). Injection drug use promotes each of these factors independently of HIV. In one study among Hispanic HIV- negative women, IDUs reported more food insecurity, fewer meals per week, lower intake of vegetables and fish, and more ingestion of sweets and fried foods than non-IDUs from the same relatively low socioeconomic stratum (Himmelgreen et al., 1998
) (). The IDUs registered lower scores in all anthropometric measures except height.
Injection Drug Use and Levels of Food Insecurity
The combined impact of HIV and injection drug use on weight loss and wasting appears synergistic. The inadequate nutrient intake associated with chronic drug use leads to decreased nutritional status and impaired immunity. In turn, weakened immunity allows viral loads to increase, leading to more frequent secondary infections. New infections increase nutritional needs, further widening the gap between nutritional requirements and attainment. Several studies suggest that HIV and injection drug use together exert amore deleterious effect on weight and body mass than either alone:
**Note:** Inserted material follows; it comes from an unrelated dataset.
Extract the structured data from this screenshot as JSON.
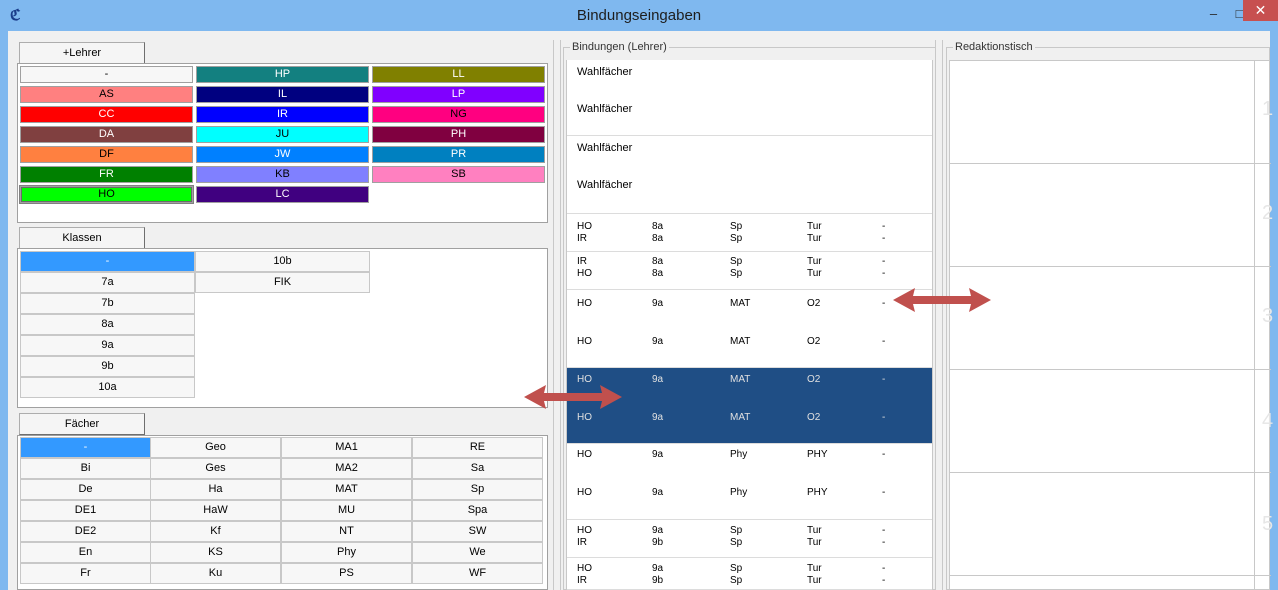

- Smit and colleagues (1996) surveyed 107 IDUs and found that those who were HIV-positive had a higher prevalence of involuntary weight loss than those who were HIV-negative, even though their self-reported intakes of macro- and micronutrients and calories were higher and exceeded estimated needs.
- Studies of Hispanics in the Bienestar cohort (n = 285) disclosed that HIV-positive IDUs had lower BMIs than HIV-positive non-IDUs (Forrester, Tucker, and Gorbach, 2004, 2005). Use of cocaine and concurrent use of cocaine and opiates were both associated with weight loss over time, while use of other illicit drugs was associated with weight stability. Infection with HIV or hepatitis, intestinal malabsorption, resting energy expenditure, diet and physical activity, as measured in these studies, did not explain the observed differences in weight and BMI. Studies are needed to evaluate more precisely how different illicit drugs affect metabolism and whether they have a role in wasting.
- A study using data from the Nutrition for Healthy Living (NFHL) cohort found that injection drug use predicted lower BMI and fat mass among HIV-positive women, but not men (Forrester et al., 2000). Both male and female IDUs in this study reported adequate dietary energy intake, on average, although male IDUs’ intakes of iron and zinc were significantly lower than those of male non-IDUs.
Several other reports from the NFHL cohort shed additional light on HIV-positive IDUs’ diets. Woods and colleagues (2002)
linked injection drug use to greater dietary vulnerability among HIV-positive women in the sample; overall, 25 to 35 percent of infected women, half of whom were drug users, reported intakes below 75 percent of the recommended dietary allowance for key micronutrients. Woods also found that dietary intake increased as weight and CD4 cell count decreased, perhaps because individuals needed more nutrients to maintain weight as their disease progressed. Another analysis (Kim et al., 2001
) revealed that 36 percent of the NFHL cohort met formal assessment criteria for food insecurity as defined by Radimer, Olson, and Campbell (1990
; see U.S.D.A. Food Security Survey
) and that an additional 8 percent described themselves as persistently hungry. IDUs consumed less energy than nonusers, and dietary inadequacy correlated with lifestyle and behavioral factors (Kim et al., 2001
). Minorities, subjects without an adult caregiver, subjects with dependent children, and those without food shopping assistance had less adequate diets.
Data from other studies also indicate that lifestyle and socioeconomic issues contribute to the nutritional vulnerability of IDUs with HIV. Food insecurity and viral load were independent predictors of wasting in HIV-positive IDUs in a study that also identified heavy alcohol consumption, heavy cocaine use, and inability to hold a job as contributors to the syndrome (Campa et al., 2005
). HIV infection also has been independently associated with food insecurity; in a Canadian study, the problem was five times as prevalent among HIV-positive individuals as in the general population (Normén et al., 2005
). The impact of lifestyle and socioeconomic factors on HIV-related care, including adherence to HAART, is likely important but has not been well studied.